It's been a while, (okay, a long while) since I've been to any sort of wild pagan celebration of the May. At my age, any personal fertility is long gone (and not missed), and I have no desire to cavort around midnight bonfires on hilltops in a celebration of the life force. I also think Robert Herrick's advice to the virgins (to make much of time) is pretty funny; he seems not to have realized that there are plenty of diems left to carpe even for us old folks. But this May is pretty spectacular, so after a long, cold, discontented winter, fertility is worth celebrating.
Given that I'm a fan of tall grass (and not a fan of mowing any more than absolutely necessary to keep the weed police off my back), our back yard is a favorite place for birds to seek nesting materials. The grackles are particularly funny as they leap up and down with their preferred pieces of whatever before finally deciding to fly off with their choice. With the amount of birdsong I'm hearing and the amount of birdseed going into the feeders, I suspect there is a fair amount of nest-building going on in our trees. The neighbor has already spotted a wren making use of her hanging birdhouse, so we are likely to have lots of activity on our block.

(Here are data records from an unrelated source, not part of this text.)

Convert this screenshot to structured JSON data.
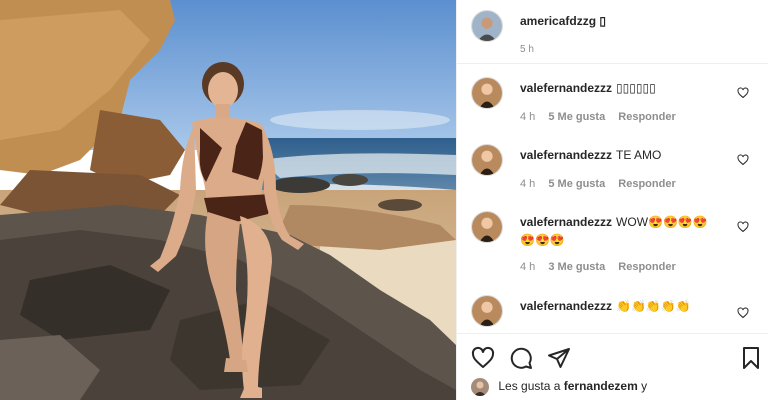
{
  "post": {
    "owner": "americafdzzg",
    "owner_suffix": "▯",
    "time": "5 h"
  },
  "comments": [
    {
      "user": "valefernandezzz",
      "text": "▯▯▯▯▯▯",
      "time": "4 h",
      "likes": "5 Me gusta",
      "reply": "Responder"
    },
    {
      "user": "valefernandezzz",
      "text": "TE AMO",
      "time": "4 h",
      "likes": "5 Me gusta",
      "reply": "Responder"
    },
    {
      "user": "valefernandezzz",
      "text": "WOW😍😍😍😍😍😍😍",
      "time": "4 h",
      "likes": "3 Me gusta",
      "reply": "Responder"
    },
    {
      "user": "valefernandezzz",
      "text": "👏👏👏👏👏",
      "time": "",
      "likes": "",
      "reply": ""
    }
  ],
  "actions": {
    "like_icon": "heart-icon",
    "comment_icon": "comment-icon",
    "share_icon": "send-icon",
    "save_icon": "bookmark-icon"
  },
  "liked_by": {
    "prefix": "Les gusta a",
    "user": "fernandezem",
    "suffix": "y"
  },
  "colors": {
    "text": "#262626",
    "secondary": "#8e8e8e",
    "border": "#efefef"
  }
}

The Oriental poppies are wildly enthusiastic this year. Despite having their original soil covered up when the regrading was done last June, and despite (or perhaps because of?) the digging done for the foundation repair, they are now officially attempting to take over the entire front planting bed. Their outrageous orange blossoms are visible from the end of the street, and they display their fringed sexual parts in a most flagrant way--no subtlety about them, and they're gorgeous!

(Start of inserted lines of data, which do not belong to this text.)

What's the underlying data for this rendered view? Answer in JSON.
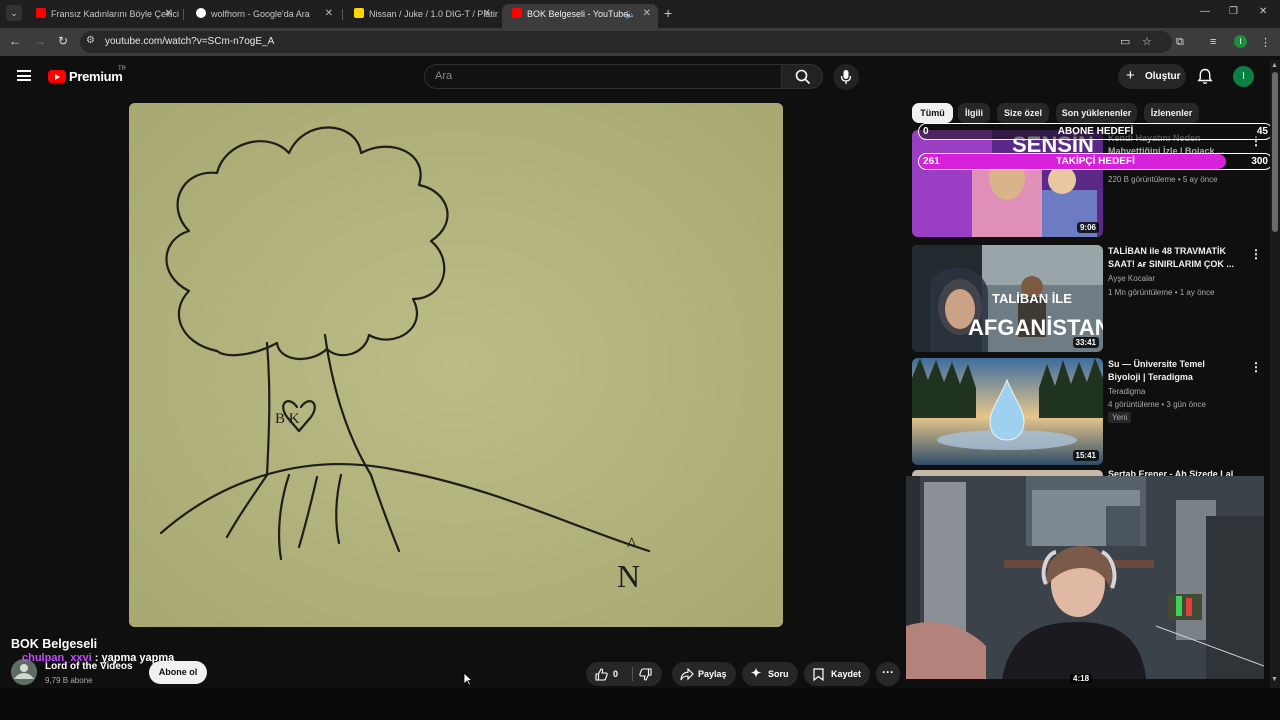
{
  "browser": {
    "tabs": [
      {
        "title": "Fransız Kadınlarını Böyle Çekici",
        "favicon_color": "#ff0000"
      },
      {
        "title": "wolfhorn - Google'da Ara",
        "favicon_color": "#4285f4"
      },
      {
        "title": "Nissan / Juke / 1.0 DIG-T / Platin",
        "favicon_color": "#ffd600"
      },
      {
        "title": "BOK Belgeseli - YouTube",
        "favicon_color": "#ff0000"
      }
    ],
    "url": "youtube.com/watch?v=SCm-n7ogE_A",
    "profile_initial": "I"
  },
  "masthead": {
    "logo_label": "Premium",
    "country_code": "TR",
    "search_placeholder": "Ara",
    "create_label": "Oluştur",
    "avatar_initial": "I"
  },
  "video": {
    "title": "BOK Belgeseli",
    "drawing_text_initials": "B  K",
    "drawing_text_n": "N",
    "drawing_text_hat": "^"
  },
  "chat_overlay": {
    "user": "chulpan_xxvi",
    "message": ": yapma yapma"
  },
  "channel": {
    "name": "Lord of the Videos",
    "subscribers": "9,79 B abone",
    "subscribe_label": "Abone ol"
  },
  "actions": {
    "like_count": "0",
    "share_label": "Paylaş",
    "ask_label": "Soru",
    "save_label": "Kaydet"
  },
  "chips": [
    "Tümü",
    "İlgili",
    "Size özel",
    "Son yüklenenler",
    "İzlenenler"
  ],
  "goals": {
    "subscriber": {
      "label": "ABONE HEDEFİ",
      "current": "0",
      "target": "45",
      "progress": 0
    },
    "follower": {
      "label": "TAKİPÇİ HEDEFİ",
      "current": "261",
      "target": "300",
      "progress": 0.87
    }
  },
  "recommendations": [
    {
      "title": "Kendi Hayatını Neden Mahvettiğini İzle | Bojack ...",
      "thumb_text": "SENSİN",
      "channel": "",
      "meta": "220 B görüntüleme • 5 ay önce",
      "duration": "9:06",
      "badge": ""
    },
    {
      "title": "TALİBAN ile 48 TRAVMATİK SAAT! ᴀғ SINIRLARIM ÇOK ...",
      "thumb_text_1": "TALİBAN İLE",
      "thumb_text_2": "AFGANİSTAN",
      "channel": "Ayşe Kocalar",
      "meta": "1 Mn görüntüleme • 1 ay önce",
      "duration": "33:41",
      "badge": ""
    },
    {
      "title": "Su — Üniversite Temel Biyoloji | Teradigma",
      "channel": "Teradigma",
      "meta": "4 görüntüleme • 3 gün önce",
      "duration": "15:41",
      "badge": "Yeni"
    },
    {
      "title": "Sertab Erener - Ah Sizede Lal",
      "duration": "4:18"
    }
  ]
}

And the back yard is turning into a tree nursery. I had always read that any unmown field in these parts would attempt to rejoin the Great Eastern Forest, and I believe it. In the old dog run, in the shade garden where there's not enough grass to mow, in the meadow bed, and in the parts of the yard where mowing has not yet happened, we have quite a tree nursery. Of the species I can identify, we have seedlings of white oak, wild cherry, white pine, ash, sugar maple, sweet gum, crabapple, and LOTS of dogwood. What we'll do with them all, I don't know, but Mother Nature has decided to be profligate with the gift of trees this year.

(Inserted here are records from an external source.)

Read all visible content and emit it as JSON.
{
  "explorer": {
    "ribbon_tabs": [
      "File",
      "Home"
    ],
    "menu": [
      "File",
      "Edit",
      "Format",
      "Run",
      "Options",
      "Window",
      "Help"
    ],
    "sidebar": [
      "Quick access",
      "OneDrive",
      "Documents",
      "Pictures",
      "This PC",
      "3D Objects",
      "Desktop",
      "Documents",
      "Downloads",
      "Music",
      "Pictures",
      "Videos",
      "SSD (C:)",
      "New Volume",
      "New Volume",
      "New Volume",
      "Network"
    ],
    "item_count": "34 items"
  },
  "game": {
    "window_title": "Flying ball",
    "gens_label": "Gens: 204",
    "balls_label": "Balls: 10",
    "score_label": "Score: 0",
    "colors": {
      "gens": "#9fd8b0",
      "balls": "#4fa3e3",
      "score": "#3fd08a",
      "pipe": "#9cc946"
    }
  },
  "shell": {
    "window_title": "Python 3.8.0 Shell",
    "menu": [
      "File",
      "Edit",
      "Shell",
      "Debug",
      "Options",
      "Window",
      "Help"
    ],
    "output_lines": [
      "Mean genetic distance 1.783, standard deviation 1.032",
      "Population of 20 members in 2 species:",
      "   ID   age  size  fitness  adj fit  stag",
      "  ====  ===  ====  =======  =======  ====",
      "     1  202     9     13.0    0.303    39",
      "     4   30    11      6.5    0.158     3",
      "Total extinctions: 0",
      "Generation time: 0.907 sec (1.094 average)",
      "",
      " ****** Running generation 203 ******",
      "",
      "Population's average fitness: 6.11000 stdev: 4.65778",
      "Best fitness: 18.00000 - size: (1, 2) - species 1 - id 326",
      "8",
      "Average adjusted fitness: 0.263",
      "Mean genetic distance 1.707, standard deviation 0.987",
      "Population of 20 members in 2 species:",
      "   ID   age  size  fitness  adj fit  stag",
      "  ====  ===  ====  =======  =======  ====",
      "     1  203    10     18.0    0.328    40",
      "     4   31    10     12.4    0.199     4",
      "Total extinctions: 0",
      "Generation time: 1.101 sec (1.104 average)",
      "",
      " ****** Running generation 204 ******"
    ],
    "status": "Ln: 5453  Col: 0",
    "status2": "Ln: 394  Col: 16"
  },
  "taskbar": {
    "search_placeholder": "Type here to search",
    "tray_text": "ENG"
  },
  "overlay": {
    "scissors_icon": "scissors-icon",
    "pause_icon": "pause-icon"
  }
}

Despite all the bad news about our planet, there's obviously life in the old girl yet.